• Is your spending aligned with what’s important to you? Often, having a budget and budgeting is discussed as an end – something to have or do. In fact, carefully managing your income and expenses is a means to an end. What is it you are trying to accomplish? Maybe it’s paying down debt, buying a home, creating a comfortable retirement or providing for your kids’ education. Does what you’re doing with your money align with what you’re trying to accomplish? If the answer is no, it may be time to overhaul your spending (and savings) plan.
• Is your life insurance aligned with the reasons you have it? One of the most common life insurance questions I get is, “What type of insurance should I buy?” While insurance policies – especially permanent ones (whole life, universal, etc.) – can be confusing, my answer isn’t: Pick a policy providing coverage that aligns with the reason you’re buying the life insurance. In other words, coverage associated with needs that go away with time (debt that’s paid off, kids who become financially independent, retirement savings that are accumulated) is best covered with term insurance.
• Is your cash cushion aligned with your life? As a financial planner, the mantra is to have three to six months of expenses set aside for emergencies. Life is different for different people, and that’s where alignment comes in. A servicemember preparing for transition, or a dual-income military family where the non-military spouse’s income is geographically vulnerable, could choose to have a lot more cash than the planning principle would dictate. On the other hand, someone with more stability or wealth could elect for a smaller stash of cash.
• Are your investments aligned with your goals’ time horizons? The mythical one-size-fits-all “right” investment or investment portfolio is illusive. Each has a different set of goals, time horizons, tax situations and risk tolerances. However, perhaps the biggest check you can make when evaluating your own savings and investments is ensuring a clear linkage between the investments you select and the time between now and when you’ll need the money. The investments you select or portfolio you build for a savings goal two years out should look a lot different from those set aside for a goal 30 or 40 years into the future.
• Are you and your significant other aligned? It’s quite disheartening when a couple shares that one partner takes care of all the finances. It’s hard to work together – spending, saving and aspiring – if you’re not on the same page when it comes to your day-to-day and longer-term finances. Start talking about both.

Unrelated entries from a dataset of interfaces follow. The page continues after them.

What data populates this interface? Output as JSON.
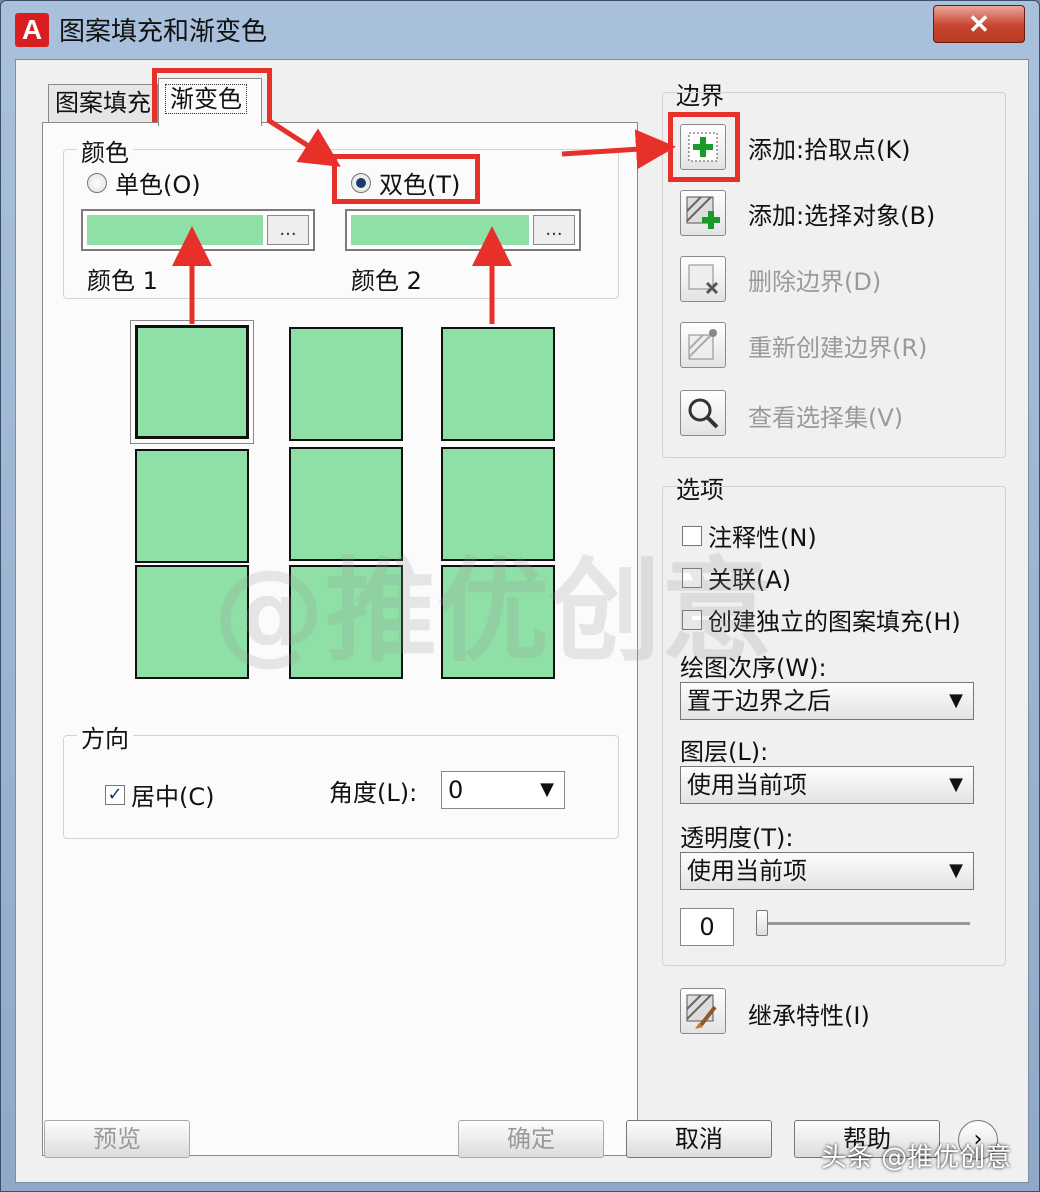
{
  "window": {
    "title": "图案填充和渐变色",
    "app_icon": "A",
    "close_glyph": "✕"
  },
  "tabs": [
    {
      "label": "图案填充"
    },
    {
      "label": "渐变色"
    }
  ],
  "color_group": {
    "label": "颜色",
    "single_color": "单色(O)",
    "two_color": "双色(T)",
    "color1_label": "颜色 1",
    "color2_label": "颜色 2",
    "color1_value": "#8fe0a6",
    "color2_value": "#8fe0a6",
    "browse": "..."
  },
  "swatch_color": "#8fe0a6",
  "direction_group": {
    "label": "方向",
    "centered": "居中(C)",
    "angle_label": "角度(L):",
    "angle_value": "0"
  },
  "boundary": {
    "label": "边界",
    "add_pick_points": "添加:拾取点(K)",
    "add_select_objects": "添加:选择对象(B)",
    "remove_boundaries": "删除边界(D)",
    "recreate_boundary": "重新创建边界(R)",
    "view_selections": "查看选择集(V)"
  },
  "options": {
    "label": "选项",
    "annotative": "注释性(N)",
    "associative": "关联(A)",
    "separate_hatches": "创建独立的图案填充(H)",
    "draw_order_label": "绘图次序(W):",
    "draw_order_value": "置于边界之后",
    "layer_label": "图层(L):",
    "layer_value": "使用当前项",
    "transparency_label": "透明度(T):",
    "transparency_value": "使用当前项",
    "transparency_number": "0"
  },
  "inherit_properties": "继承特性(I)",
  "footer": {
    "preview": "预览",
    "ok": "确定",
    "cancel": "取消",
    "help": "帮助"
  },
  "watermark": "@推优创意",
  "corner_mark": "头条 @推优创意",
  "accent_red": "#e8302a"
}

J.J. Montanaro is a certified financial planner with USAA, The American Legion’s preferred provider of financial services. Submit questions for him online.